Given information START
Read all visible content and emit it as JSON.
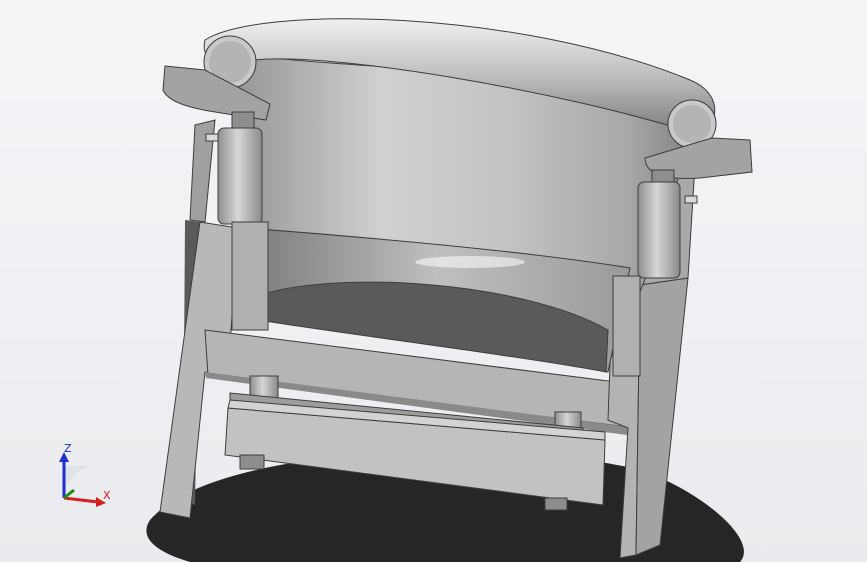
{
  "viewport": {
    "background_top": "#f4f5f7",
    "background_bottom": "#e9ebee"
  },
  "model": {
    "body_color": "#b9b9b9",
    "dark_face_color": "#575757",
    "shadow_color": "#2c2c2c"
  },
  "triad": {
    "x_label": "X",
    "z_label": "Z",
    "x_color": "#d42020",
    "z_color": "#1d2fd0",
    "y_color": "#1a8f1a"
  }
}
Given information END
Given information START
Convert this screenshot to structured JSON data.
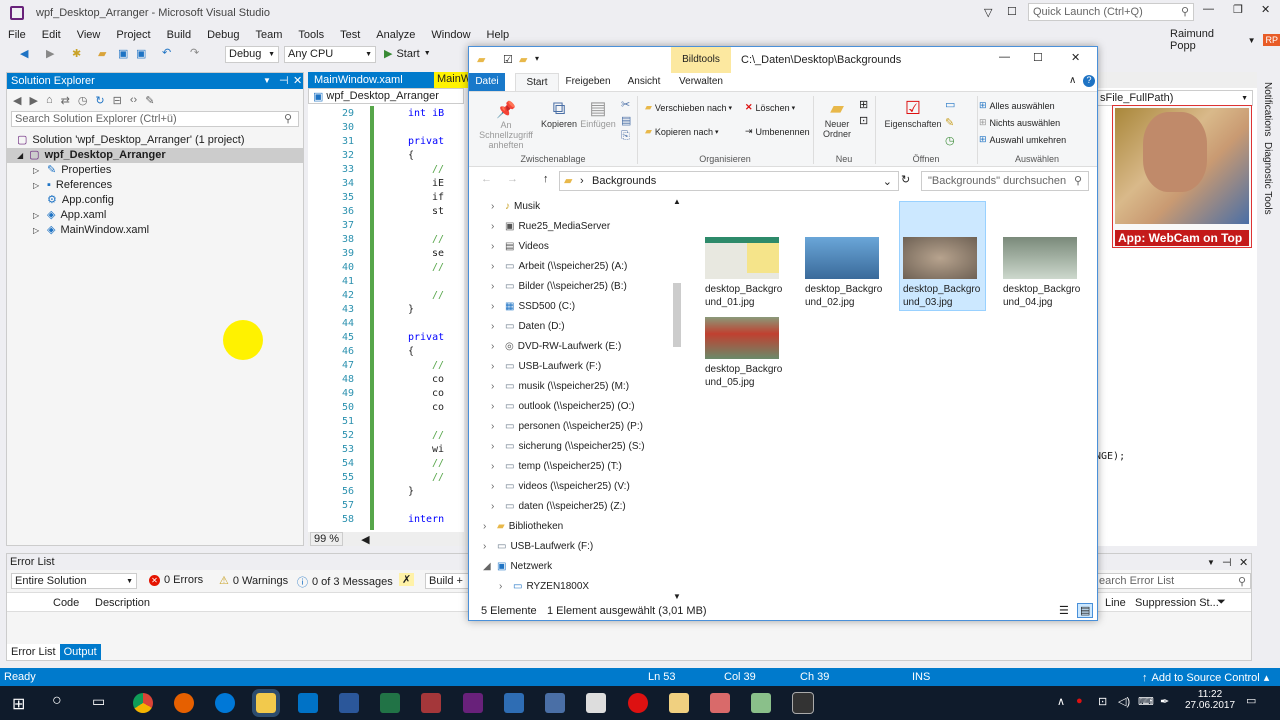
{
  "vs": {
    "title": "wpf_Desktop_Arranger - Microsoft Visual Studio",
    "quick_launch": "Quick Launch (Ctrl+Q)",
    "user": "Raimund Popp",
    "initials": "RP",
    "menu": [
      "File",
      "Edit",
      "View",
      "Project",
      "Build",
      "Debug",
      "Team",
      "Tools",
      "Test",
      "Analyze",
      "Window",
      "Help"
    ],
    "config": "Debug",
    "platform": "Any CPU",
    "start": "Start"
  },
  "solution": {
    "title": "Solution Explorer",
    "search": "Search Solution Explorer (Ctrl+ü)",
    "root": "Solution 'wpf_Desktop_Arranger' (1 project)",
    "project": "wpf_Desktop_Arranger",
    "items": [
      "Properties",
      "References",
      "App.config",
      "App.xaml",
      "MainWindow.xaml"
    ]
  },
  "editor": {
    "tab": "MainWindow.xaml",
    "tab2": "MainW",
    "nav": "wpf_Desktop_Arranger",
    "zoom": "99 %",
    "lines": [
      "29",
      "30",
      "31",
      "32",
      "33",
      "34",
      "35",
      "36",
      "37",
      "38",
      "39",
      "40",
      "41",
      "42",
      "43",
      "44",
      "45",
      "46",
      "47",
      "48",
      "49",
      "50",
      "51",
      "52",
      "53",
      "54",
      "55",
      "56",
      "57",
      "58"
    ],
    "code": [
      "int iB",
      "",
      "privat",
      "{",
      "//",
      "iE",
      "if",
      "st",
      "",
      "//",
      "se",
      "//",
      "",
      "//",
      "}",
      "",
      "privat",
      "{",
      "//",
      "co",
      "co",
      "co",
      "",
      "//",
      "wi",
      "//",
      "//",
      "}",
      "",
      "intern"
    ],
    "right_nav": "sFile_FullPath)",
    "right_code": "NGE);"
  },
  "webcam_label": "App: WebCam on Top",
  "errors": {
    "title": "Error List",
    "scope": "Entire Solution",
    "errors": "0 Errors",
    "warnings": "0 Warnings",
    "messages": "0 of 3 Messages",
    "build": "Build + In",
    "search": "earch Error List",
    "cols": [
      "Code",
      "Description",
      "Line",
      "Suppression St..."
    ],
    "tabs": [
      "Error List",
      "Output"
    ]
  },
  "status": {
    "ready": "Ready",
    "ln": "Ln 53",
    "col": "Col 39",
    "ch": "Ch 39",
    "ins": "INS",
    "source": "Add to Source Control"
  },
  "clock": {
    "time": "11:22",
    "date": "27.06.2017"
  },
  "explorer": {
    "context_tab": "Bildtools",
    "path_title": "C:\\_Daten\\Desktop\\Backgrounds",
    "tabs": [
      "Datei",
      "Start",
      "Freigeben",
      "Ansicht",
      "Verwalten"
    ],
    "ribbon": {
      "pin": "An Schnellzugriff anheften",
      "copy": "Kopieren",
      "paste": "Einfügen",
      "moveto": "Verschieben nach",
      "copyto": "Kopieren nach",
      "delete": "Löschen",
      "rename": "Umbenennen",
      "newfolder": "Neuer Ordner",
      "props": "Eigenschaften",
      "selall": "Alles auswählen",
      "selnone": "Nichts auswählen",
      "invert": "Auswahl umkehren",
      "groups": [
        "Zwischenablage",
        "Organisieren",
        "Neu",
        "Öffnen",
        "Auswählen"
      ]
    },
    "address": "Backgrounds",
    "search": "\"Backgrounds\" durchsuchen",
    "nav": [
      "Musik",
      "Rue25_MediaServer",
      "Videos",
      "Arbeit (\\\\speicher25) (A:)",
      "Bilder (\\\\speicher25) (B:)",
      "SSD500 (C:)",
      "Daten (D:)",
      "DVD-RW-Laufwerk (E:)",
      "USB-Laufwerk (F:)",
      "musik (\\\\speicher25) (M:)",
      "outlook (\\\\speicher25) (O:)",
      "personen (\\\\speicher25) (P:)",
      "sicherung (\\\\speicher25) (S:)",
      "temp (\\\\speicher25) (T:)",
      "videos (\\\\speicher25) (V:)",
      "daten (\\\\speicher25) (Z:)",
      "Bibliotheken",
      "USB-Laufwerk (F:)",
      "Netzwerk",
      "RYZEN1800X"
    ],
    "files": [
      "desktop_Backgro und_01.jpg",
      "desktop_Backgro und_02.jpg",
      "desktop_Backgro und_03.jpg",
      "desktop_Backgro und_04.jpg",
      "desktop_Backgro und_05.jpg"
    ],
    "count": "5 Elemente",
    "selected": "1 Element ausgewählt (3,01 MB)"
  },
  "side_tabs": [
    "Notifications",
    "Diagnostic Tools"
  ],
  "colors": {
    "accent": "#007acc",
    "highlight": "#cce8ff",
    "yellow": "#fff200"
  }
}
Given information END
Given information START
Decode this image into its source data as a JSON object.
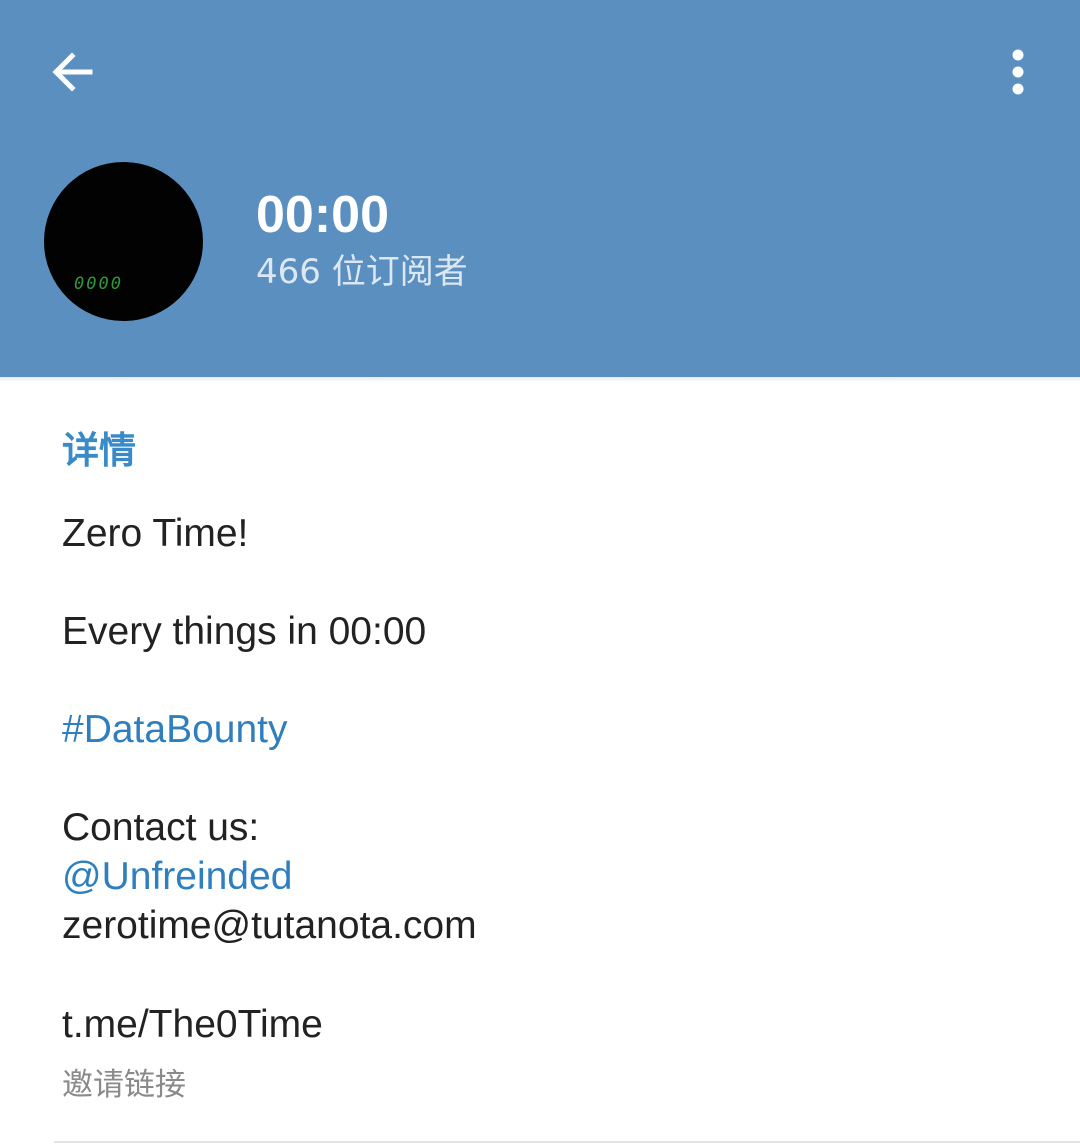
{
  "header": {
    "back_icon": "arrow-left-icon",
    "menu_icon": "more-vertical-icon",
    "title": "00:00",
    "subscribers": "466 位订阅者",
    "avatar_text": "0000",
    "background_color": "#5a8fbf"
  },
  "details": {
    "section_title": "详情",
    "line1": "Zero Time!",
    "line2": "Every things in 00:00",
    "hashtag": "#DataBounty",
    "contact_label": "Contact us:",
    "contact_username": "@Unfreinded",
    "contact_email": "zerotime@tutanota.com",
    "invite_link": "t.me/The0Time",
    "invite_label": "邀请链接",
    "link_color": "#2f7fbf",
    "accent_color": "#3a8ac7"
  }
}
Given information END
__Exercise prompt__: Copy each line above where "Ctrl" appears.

__Output__:
    "quick_launch": "Quick Launch (Ctrl+Q)",
    "search": "Search Solution Explorer (Ctrl+ü)",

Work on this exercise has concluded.